Yesterday we met Johnny Eric Williams, a sociology professor at Trinity College in Hartford who in June posted some virulently anti-white comments online.
Who is Johnny Eric Williams? His bio has been scrubbed from the Trinity College website, but according to a bio at the Springfield Institute, where he is a member of the board of directors, he received an B.A. from Ouachita Baptist University in 1984, an M.A. from the University of Arkansas in 1986, and another M.A. (1990) and a Ph.D. (in 1995) from Brandeis. Williams’s book African-American Religion and the Civil Rights Movement in Arkansas was published by the University Press of Mississippi in 2003, and he’s written for “media outlets such as Black Agenda Report, Racism Review, CounterPunch, Ctnewsjunkie.com and The Mark News (Toronto, Canada).”
Let’s just say that that’s a pretty unimpressive CV. Eleven years from B.A. to a Ph.D. in sociology? One book, published by a decidedly minor university press? A handful of articles posted at radical websites? Not a single publication in a serious scholarly journal?
Briefly put, Williams doesn’t seem to have left much of a mark on the world prior to the current controversy. We did manage to track down an account of a previous controversy in which he figured. In 2008, an anonymous blogger wrote about being a guest lecturer at Trinity “some years” earlier. During the time the blogger was at Trinity, a controversy erupted there over a racist remark that appeared on a campus-related website. The blogger recalled that Williams, an “oh-so-PC prof,” took the lead in organizing a protest. Williams claimed, according to the blogger,

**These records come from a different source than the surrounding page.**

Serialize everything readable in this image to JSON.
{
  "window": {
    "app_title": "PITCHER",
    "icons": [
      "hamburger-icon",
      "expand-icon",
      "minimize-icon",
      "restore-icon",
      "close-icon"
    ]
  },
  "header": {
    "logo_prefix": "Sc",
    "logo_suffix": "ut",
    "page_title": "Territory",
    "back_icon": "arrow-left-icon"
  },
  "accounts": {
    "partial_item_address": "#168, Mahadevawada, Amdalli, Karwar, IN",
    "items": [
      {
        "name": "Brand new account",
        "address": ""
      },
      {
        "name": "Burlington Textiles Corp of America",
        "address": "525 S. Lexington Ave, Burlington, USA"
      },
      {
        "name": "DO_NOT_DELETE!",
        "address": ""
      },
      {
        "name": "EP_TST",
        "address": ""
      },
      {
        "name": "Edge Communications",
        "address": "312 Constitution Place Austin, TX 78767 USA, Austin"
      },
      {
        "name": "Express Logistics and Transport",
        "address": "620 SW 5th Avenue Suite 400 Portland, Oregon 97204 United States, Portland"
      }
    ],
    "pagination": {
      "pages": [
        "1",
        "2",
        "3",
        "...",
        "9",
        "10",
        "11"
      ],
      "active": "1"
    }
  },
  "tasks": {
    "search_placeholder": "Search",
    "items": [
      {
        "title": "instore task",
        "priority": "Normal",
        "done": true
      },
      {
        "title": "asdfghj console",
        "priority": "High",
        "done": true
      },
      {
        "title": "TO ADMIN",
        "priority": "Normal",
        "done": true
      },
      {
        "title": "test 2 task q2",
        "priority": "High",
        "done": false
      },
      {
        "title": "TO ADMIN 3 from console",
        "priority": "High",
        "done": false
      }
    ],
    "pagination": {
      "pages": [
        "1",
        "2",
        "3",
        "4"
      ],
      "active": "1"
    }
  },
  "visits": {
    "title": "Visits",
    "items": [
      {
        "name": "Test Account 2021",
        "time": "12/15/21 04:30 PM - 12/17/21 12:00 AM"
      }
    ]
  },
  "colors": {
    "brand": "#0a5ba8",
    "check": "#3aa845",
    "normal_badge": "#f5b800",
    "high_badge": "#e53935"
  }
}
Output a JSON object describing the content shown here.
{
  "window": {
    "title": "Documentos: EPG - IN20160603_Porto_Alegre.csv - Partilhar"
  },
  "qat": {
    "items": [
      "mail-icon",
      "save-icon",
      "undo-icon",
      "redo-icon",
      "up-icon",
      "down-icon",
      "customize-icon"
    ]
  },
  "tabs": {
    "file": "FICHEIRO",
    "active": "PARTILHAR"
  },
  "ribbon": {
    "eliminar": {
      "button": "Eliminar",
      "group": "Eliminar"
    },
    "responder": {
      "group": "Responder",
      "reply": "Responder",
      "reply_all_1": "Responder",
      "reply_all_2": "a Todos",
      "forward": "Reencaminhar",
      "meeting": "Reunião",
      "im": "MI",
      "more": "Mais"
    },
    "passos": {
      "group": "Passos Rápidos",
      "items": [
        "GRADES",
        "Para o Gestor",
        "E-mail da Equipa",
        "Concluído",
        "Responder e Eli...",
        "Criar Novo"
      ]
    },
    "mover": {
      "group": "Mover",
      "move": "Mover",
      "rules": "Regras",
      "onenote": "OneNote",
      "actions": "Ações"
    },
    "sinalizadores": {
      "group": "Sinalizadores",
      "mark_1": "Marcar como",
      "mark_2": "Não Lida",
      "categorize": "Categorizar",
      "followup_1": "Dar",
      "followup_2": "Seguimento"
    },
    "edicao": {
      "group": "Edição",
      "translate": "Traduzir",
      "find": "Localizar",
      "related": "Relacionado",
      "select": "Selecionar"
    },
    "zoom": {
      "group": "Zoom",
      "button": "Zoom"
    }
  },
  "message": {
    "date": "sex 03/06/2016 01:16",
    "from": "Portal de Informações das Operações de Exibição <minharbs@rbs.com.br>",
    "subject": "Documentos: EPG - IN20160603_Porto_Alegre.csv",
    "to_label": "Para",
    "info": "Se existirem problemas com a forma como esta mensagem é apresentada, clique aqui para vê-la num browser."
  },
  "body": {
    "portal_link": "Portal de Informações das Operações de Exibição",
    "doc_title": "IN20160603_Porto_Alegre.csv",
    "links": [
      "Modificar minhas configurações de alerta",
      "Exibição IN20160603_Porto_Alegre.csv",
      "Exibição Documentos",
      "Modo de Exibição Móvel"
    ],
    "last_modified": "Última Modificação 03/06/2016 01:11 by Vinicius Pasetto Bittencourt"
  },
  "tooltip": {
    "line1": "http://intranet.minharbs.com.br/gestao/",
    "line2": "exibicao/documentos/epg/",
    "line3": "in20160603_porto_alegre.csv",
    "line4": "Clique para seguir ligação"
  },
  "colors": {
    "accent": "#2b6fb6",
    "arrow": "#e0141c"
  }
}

that because he is black “I’m uncomfortable all the the time on this goddamned campus.” To prove how uncomfortable he feels he referred to a handful of minor incidents over a 13 year period. There was some racist graffiti left on a tennis court, rude messages written outside some dorm rooms and students in Halloween costume which Williams found offensive. None of this comes close to a real violation of rights. But apparently it is enough for Prof. Williams to feel uncomfortable “all the time.”
The blogger noted that Williams, at the time, was teaching a course entitled “Race, Racism & Democracy,” which examined “ethnicity and race as reactionary and revolutionary ideologies,” and another course, “Race and Ethnicity,” in which he discussed “persistent and perpetual forms of racial oppression” and illuminated how “the structure and process of politics govern…the everyday lives of oppressed racial groups in capitalist democracies.”
What emerged from the blogger’s recollections of Williams was a portrait of a classic race hustler. (Incidentally, the blogger noted that the online racist comment that had triggered the campus controversy turned out – as is so often the case in such situations – to have been the work of a black student – who claimed that she had posted the comment in order “to ‘test’ the real racial feelings on campus.”)
We’ve found out a bit more about Williams. We’ll get to that tomorrow.